Creating an Exchange 2010 & 2007 SMTP Relay Connector with No Authentication

Adam Jones - Systems Engineer

Last week I was tasked with creating a receive connector for relaying email messages from a group of computers in a remote office running an emergency alert messaging program through a Microsoft Exchange 2010 server. My goal was to limit the scope of machines allowed to send through the connector to a specific range of addresses that contained trusted, protected computers for this task. Since the software did not support SMTP authentication and the group of machines were trusted and members of the same domain, my preference and only real option was to configure the connector for no authentication. Easy, right? It turns out, at least for now, that’s not the case!

After poking around the authentication tab for a “No Authentication” (or similar) option I was stunned and quite sure I was missing something. There seemed to be no suitable option! I turned my focus to the support site for the messaging software thinking that there must be a way to enable authentication in their application only to hit another roadblock!

Now for the trick! After skimming a couple of lengthy TechNet articles and deciphering a few Exchange shell commands I realized that the answer was right in front of me. On the “Authentication” tab inside the connector’s properties, there is a handy option titled “Externally Secured”.  What I did not know beforehand is that this option essentially tells the Exchange server not to worry about authentication because there is some other method authenticating this connection for me. The catch is that if you do not provide that alternative external method, there is no authentication happening!

This is a good tip to know for two reasons. One being that this is your ticket to setting up a simple SMTP relay on your network for a trusted server with no authentication required.
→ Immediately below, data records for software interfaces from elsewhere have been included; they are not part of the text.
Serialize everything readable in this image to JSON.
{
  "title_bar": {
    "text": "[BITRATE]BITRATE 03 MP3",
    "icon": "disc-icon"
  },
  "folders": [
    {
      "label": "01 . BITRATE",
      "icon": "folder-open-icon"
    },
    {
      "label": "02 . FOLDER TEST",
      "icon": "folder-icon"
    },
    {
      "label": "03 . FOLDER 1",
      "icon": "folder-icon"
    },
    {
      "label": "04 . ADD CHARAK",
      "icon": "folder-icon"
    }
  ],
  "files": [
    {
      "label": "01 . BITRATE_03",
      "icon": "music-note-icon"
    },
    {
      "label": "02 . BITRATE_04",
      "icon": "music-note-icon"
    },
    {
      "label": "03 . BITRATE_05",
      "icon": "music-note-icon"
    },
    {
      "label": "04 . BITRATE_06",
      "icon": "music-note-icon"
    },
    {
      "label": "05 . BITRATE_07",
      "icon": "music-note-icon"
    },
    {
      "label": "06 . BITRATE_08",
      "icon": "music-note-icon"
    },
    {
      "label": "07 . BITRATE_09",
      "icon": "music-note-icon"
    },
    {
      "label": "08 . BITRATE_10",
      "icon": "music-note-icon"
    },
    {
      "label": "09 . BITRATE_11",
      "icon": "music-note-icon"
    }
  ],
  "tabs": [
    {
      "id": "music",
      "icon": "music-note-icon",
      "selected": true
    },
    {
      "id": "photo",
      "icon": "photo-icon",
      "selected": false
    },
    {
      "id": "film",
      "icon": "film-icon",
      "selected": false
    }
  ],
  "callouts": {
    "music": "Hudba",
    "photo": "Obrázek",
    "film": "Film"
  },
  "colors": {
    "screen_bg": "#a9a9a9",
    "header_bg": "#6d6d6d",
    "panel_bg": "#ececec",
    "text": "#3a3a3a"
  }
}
Two being that you need to be certain that your external authentication method such as a VPN link or IPSEC is properly configured and secured before using this option as your only method.

 *See this note from MS TechNet article bb1738161:

Configuring a Receive connector as externally secured without using an Externally Secured authentication method is functionally equivalent to configuring the Receive connector as an open relay for the external SMTP server. The messages that originate from the external SMTP server are treated as authenticated messages. The messages bypass anti-spam checks and message size limit checks. The external SMTP server is allowed to submit messages as if they originated from internal senders within your Exchange organization.